All the metadata for the page can be edited on the
Each of the fields can be filled with static content, or you can populate it with dynamic content from the data on the page.

Populating metadata with dynamic content

The metadata fields accept dynamic content from the following data sources:
  • Current User
  • Current page thing
  • Do a search for
  • Get an option
  • Arbitrary text
  • Get data from page URL
  • App text
  • Arbitrary date/time
In addition, it accepts static text values so that you can give any page the title and description you want without referencing any data sources.

Content

As we explored in our Introduction to SEO, the content of your page remains one of the most important parts of your SEO. Generally, the rule of thumb is as simple as it is challenging: the content should be high-quality.
While it's outside of the scope of this guide to try to determine what quality content is, there are still guidelines that can help you gain a higher ranking.

Design

The design of the page matters from a SEO perspective too: while search engines may not care whether your app looks good per se, it cares that it's accessible:
  • Organize your app with a logical structure and provide clear, easy-to-use navigation menus
  • Ensure good contrast between page elements like text and background to improve readability. For instance, dark grey text on a light grey background may be challenging for visually impaired users
  • Size and distribute elements in a way that makes it easy for all users to interact with them. For example two buttons that are too small or placed too closely together can make navigation difficult
  • Add alt text to your images: this not only tells search engines what the images are, but it helps visually impaired users understand your content and shows a text if the image doesn't load
  • Use descriptive link texts: search engines look at the label of a link when they try to understand what the link is about. Instead of just using the name of the page you are linking to, you can use the opportunity to describe it from another angle. For example, a page with the title SEO tutorial could have a link that says Learn SEO basics.

Text

The easiest way for a search engine to understand the content of the page is to scan its text for keywords.
  • Write for people, not for bots
  • Use keywords in a natural way: keywords are the corner stone of your content; it's basically what the user wants to find. You should use keywords in your text content repeatedly, but not in an exaggerated way (known as keyword stuffing). Make the text useful and enjoyable, and make sure to mention keywords where it makes sense.
  • Use headers: Headers (such as <h1>, <h2>, etc) is how search engines understand your pages structure. Split your text into sections and use a clear and structured hierarchy. You can enable tags for text elements by going to Settings - SEO / metatags and checking Expose the type of tags for text elements.
  • Link pages together: when relevant, place links within your text to other pages in your app or even to external pages.

Media

Mix media on your pages where possible. Use a mix of text, images and video to make it as useful a page for your users as possible. Keep in mind that some types of media can increase the download size of your page.

Page load

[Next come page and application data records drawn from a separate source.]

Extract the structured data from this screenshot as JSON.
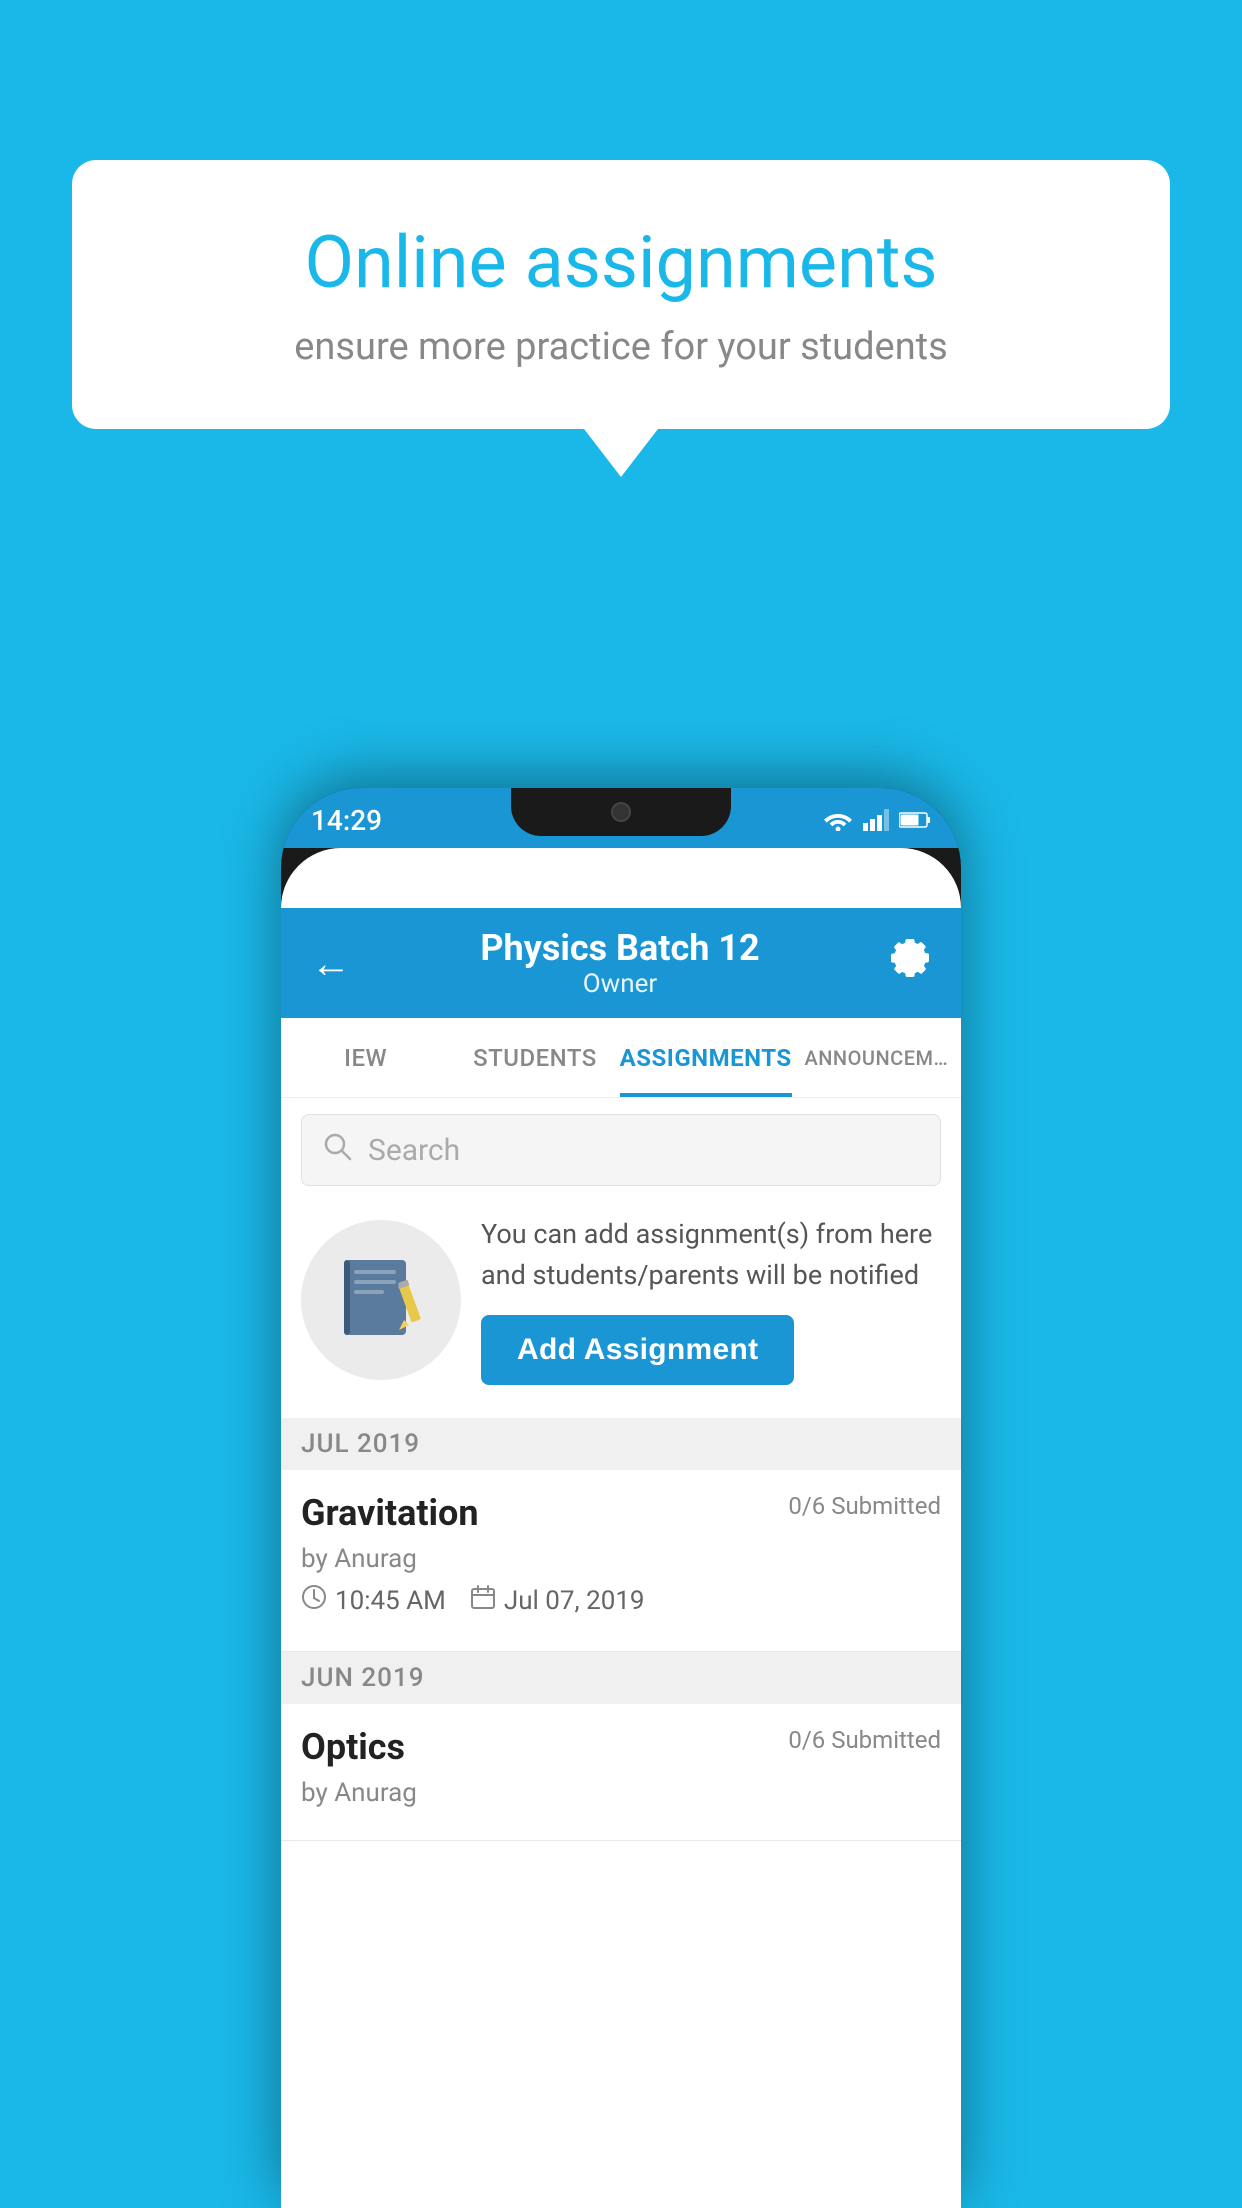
{
  "background": {
    "color": "#1ab8e8"
  },
  "speech_bubble": {
    "title": "Online assignments",
    "subtitle": "ensure more practice for your students"
  },
  "phone": {
    "status_bar": {
      "time": "14:29",
      "icons": [
        "wifi",
        "signal",
        "battery"
      ]
    },
    "header": {
      "back_label": "←",
      "batch_name": "Physics Batch 12",
      "owner_label": "Owner",
      "settings_label": "⚙"
    },
    "tabs": [
      {
        "label": "IEW",
        "active": false
      },
      {
        "label": "STUDENTS",
        "active": false
      },
      {
        "label": "ASSIGNMENTS",
        "active": true
      },
      {
        "label": "ANNOUNCEM…",
        "active": false
      }
    ],
    "search": {
      "placeholder": "Search"
    },
    "promo": {
      "description": "You can add assignment(s) from here and students/parents will be notified",
      "add_button_label": "Add Assignment"
    },
    "sections": [
      {
        "header": "JUL 2019",
        "assignments": [
          {
            "name": "Gravitation",
            "submitted": "0/6 Submitted",
            "by": "by Anurag",
            "time": "10:45 AM",
            "date": "Jul 07, 2019"
          }
        ]
      },
      {
        "header": "JUN 2019",
        "assignments": [
          {
            "name": "Optics",
            "submitted": "0/6 Submitted",
            "by": "by Anurag",
            "time": "",
            "date": ""
          }
        ]
      }
    ]
  }
}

Search engines also consider two more factors when evaluating your content:
  • Total page download size: A lightweight page can achieve better rankings, as it is considered more user-friendly, particularly for mobile devices. The things that typically add to its total size is large images, fonts, external Javascript files (sometimes added by plugins). In essence, the less stuff you add to a page, the lighter it is.
  • Total page load time: The time it takes from the page is opened until the content is finished rendering on the screen is also an important factor in your ranking. Avoid placing heavy, complex searches and workflows on page load, and reduce the page's total size to optimize it for fast loading.
Bubble has a base loading time on all pages that we are continually working to optimize.
Last modified 9mo ago